I was watching the Olympics the other day while I had a few spare moments. The event being broadcast is, to me, one of the strangest sporting events ever – the Biathlon. (The only one stranger is curling. What is that about? I apologize in advance to my Canadian readers, but is this really a sport?) For those who maybe aren’t familiar with this event it is cross country skiing and target shooting all in one event. You ski for a while, you stop and shoot, then you ski some more, stop and shoot, so on and so forth.
What I noticed as I watched this particular day was the finish line. To borrow a phrase from the athletic world, the leading competitors were “leaving it all out there.” In other words, they were putting every ounce of energy they had into finishing the race.
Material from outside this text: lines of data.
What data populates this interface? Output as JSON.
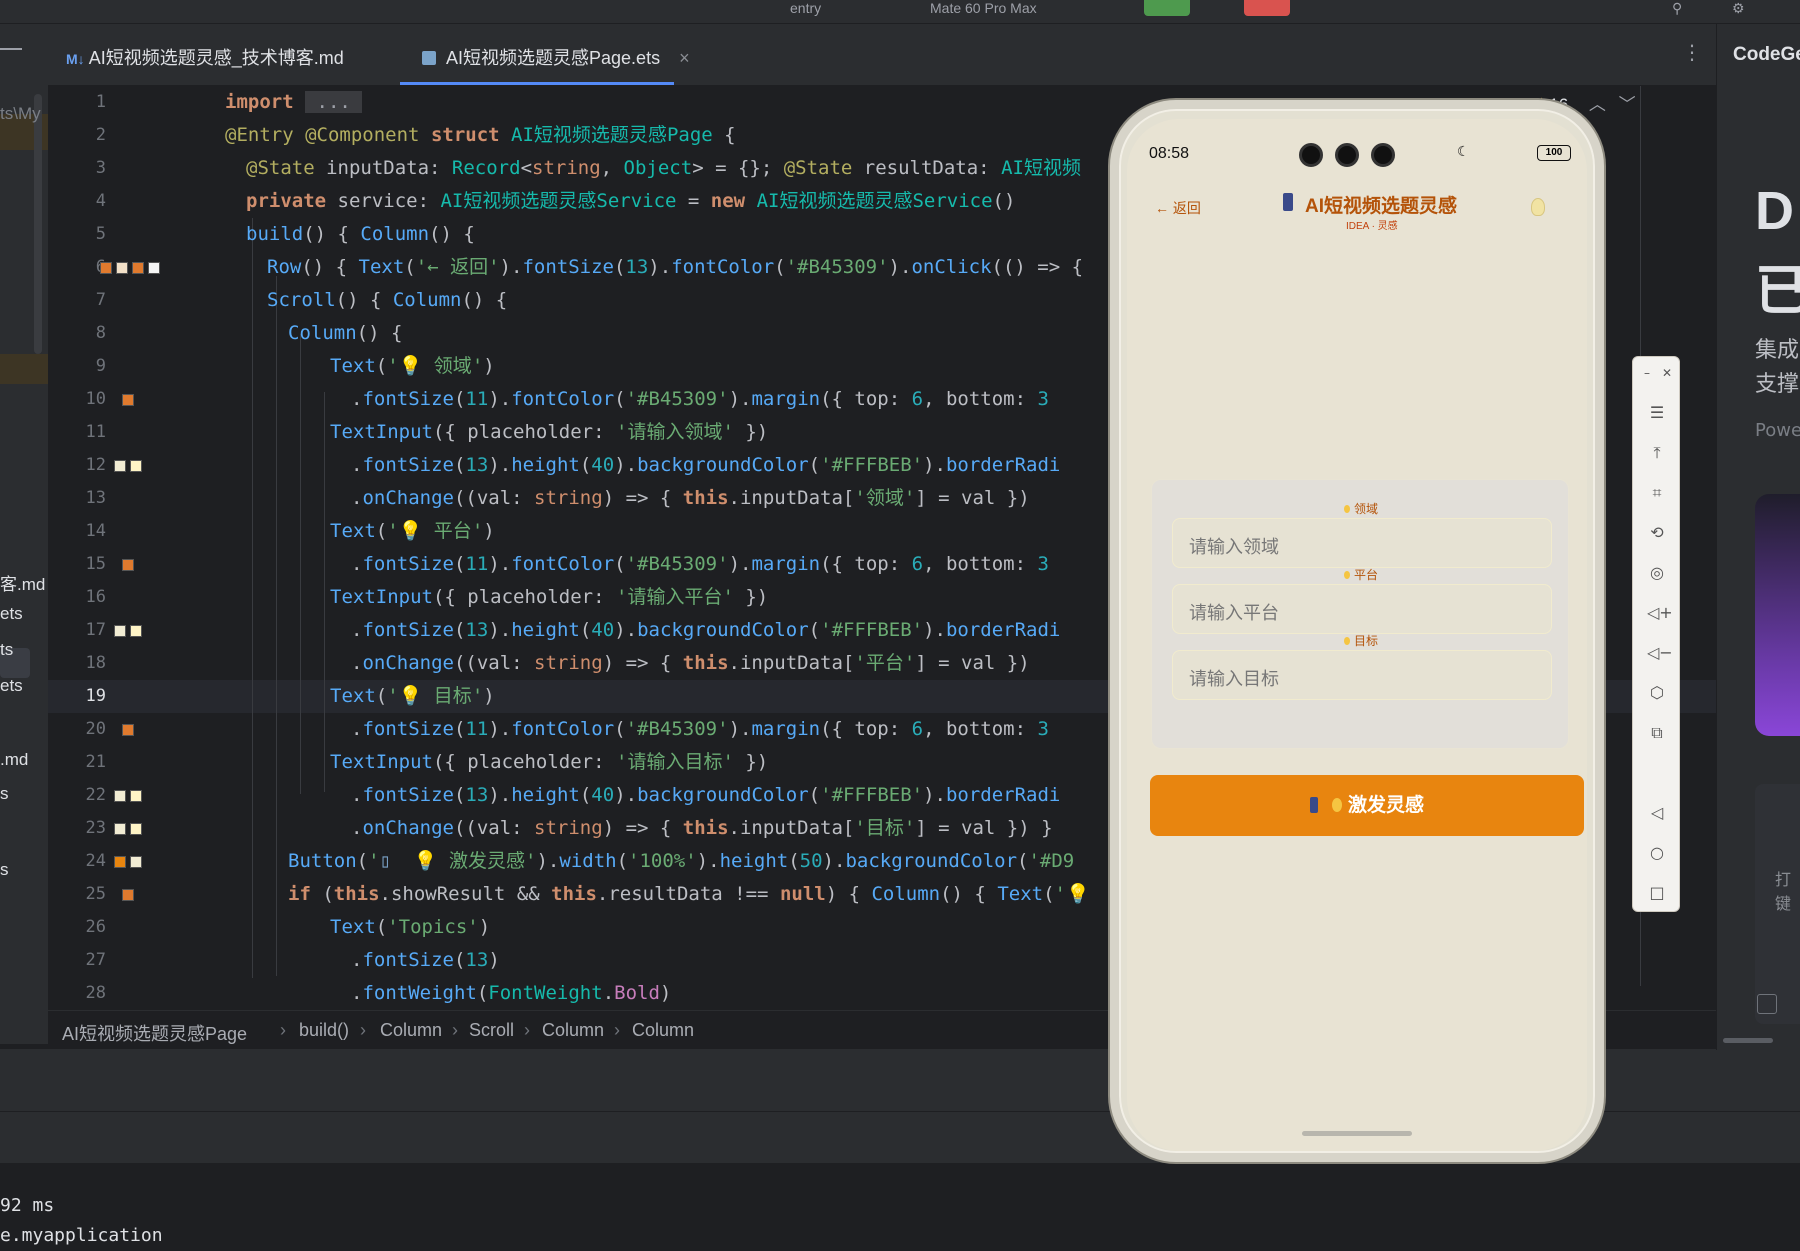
{
  "topbar": {
    "device_label": "entry",
    "target_label": "Mate 60 Pro Max"
  },
  "project_items": [
    "ts\\My",
    "客.md",
    "ets",
    "ts",
    "ets",
    ".md",
    "s",
    "s"
  ],
  "tabs": [
    {
      "icon": "M↓",
      "label": "AI短视频选题灵感_技术博客.md"
    },
    {
      "icon": "ets-file",
      "label": "AI短视频选题灵感Page.ets",
      "close": "×"
    }
  ],
  "editor": {
    "warnings": "16",
    "line_numbers": [
      "1",
      "2",
      "3",
      "4",
      "5",
      "6",
      "7",
      "8",
      "9",
      "10",
      "11",
      "12",
      "13",
      "14",
      "15",
      "16",
      "17",
      "18",
      "19",
      "20",
      "21",
      "22",
      "23",
      "24",
      "25",
      "26",
      "27",
      "28"
    ],
    "current_line": "19"
  },
  "breadcrumb": [
    "AI短视频选题灵感Page",
    "build()",
    "Column",
    "Scroll",
    "Column",
    "Column"
  ],
  "bottom_panel": {
    "lines": [
      "92 ms",
      "e.myapplication"
    ]
  },
  "right_panel": {
    "title": "CodeGe",
    "big1": "D",
    "big2": "已",
    "txt1": "集成",
    "txt2": "支撑",
    "txt3": "Powe",
    "txt4": "打",
    "txt5": "键"
  },
  "phone": {
    "time": "08:58",
    "battery": "100",
    "back_label": "← 返回",
    "title": "AI短视频选题灵感",
    "subtitle": "IDEA · 灵感",
    "fields": [
      {
        "label": "领域",
        "placeholder": "请输入领域"
      },
      {
        "label": "平台",
        "placeholder": "请输入平台"
      },
      {
        "label": "目标",
        "placeholder": "请输入目标"
      }
    ],
    "button_label": "激发灵感"
  }
}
You could tell because it was not uncommon that as the leaders crossed the finish line they would be grimacing and then literally collapse from sheer exhaustion.
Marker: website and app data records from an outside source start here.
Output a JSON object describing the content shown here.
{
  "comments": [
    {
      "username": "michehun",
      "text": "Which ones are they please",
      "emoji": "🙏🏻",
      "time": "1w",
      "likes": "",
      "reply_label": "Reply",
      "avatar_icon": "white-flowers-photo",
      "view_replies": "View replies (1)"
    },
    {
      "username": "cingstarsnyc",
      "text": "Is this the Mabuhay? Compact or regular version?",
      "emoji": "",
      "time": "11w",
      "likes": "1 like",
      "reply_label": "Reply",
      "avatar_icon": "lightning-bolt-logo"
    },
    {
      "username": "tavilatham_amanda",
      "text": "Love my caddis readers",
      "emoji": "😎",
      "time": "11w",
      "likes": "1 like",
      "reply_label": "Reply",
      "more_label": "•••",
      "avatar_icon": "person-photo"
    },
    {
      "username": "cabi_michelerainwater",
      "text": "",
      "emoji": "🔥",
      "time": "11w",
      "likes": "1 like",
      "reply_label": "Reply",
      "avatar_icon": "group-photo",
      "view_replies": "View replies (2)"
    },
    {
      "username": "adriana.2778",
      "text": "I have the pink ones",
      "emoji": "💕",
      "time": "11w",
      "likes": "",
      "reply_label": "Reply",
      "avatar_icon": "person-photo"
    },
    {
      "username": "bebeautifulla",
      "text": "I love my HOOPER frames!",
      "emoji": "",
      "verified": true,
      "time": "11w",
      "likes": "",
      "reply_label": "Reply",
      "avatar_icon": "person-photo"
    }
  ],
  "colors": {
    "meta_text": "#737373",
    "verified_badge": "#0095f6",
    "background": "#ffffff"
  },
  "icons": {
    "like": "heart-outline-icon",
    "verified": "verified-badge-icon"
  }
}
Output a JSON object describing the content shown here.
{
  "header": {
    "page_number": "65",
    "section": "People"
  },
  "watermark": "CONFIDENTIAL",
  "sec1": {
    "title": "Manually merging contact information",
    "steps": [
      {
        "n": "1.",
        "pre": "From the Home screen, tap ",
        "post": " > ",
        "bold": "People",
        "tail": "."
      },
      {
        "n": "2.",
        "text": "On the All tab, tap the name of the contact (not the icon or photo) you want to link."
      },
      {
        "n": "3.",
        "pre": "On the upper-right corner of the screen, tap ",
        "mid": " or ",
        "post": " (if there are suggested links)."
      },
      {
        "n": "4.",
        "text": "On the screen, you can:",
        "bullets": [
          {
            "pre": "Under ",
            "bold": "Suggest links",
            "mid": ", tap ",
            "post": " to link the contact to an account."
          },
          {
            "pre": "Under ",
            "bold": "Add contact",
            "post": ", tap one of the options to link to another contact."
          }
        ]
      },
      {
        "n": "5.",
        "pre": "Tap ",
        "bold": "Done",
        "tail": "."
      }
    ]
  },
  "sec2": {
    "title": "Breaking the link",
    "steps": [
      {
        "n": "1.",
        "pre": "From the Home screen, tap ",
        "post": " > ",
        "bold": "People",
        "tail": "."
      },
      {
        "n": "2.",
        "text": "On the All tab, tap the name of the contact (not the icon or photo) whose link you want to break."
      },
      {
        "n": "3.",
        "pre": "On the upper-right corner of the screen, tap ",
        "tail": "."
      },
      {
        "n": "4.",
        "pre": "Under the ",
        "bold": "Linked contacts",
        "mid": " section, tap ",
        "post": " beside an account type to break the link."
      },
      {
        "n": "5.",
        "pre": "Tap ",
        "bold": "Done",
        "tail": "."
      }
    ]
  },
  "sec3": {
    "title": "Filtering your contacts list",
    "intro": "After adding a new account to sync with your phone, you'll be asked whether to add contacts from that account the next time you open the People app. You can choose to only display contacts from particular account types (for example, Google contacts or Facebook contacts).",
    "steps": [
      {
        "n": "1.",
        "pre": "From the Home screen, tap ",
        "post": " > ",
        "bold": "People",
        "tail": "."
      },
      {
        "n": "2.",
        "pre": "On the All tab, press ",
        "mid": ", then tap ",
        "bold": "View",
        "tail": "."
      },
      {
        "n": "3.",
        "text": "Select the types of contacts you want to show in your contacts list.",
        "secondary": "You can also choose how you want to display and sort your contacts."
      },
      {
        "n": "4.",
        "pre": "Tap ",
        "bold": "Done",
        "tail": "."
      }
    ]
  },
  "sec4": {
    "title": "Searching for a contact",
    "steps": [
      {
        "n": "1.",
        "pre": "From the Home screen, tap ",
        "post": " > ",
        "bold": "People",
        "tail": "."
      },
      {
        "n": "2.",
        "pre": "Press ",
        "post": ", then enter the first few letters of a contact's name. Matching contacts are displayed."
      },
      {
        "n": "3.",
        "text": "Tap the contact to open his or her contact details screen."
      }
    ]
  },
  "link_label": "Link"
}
As I watched I thought about what Paul wrote in 1 Corinthians 9: “Remember that in a race everyone runs, but only one person gets the prize. You also must run in such a way that you will win. All athletes practice strict self-control. They do it to win a prize that will fade away, but we do it for an eternal prize. So I run straight to the goal with purpose in every step. I am not like a boxer who misses his punches. I discipline my body like an athlete, training it to do what it should” (verses 24-27). Paul was talking about “leaving it all out there” when it came to the Kingdom. How many of us will bring ourselves to the point of sheer exhaustion when it comes to our families, jobs, homes, hobbies or vacations, but when it comes to the church we have to establish “healthy boundaries” because it’s not good to over commit? I understand the need for balance in our lives, it is essential in fact. However the balance we should be seeking as Christ-followers should find its definition in the context of “seeking first the Kingdom” (Matthew 6:33).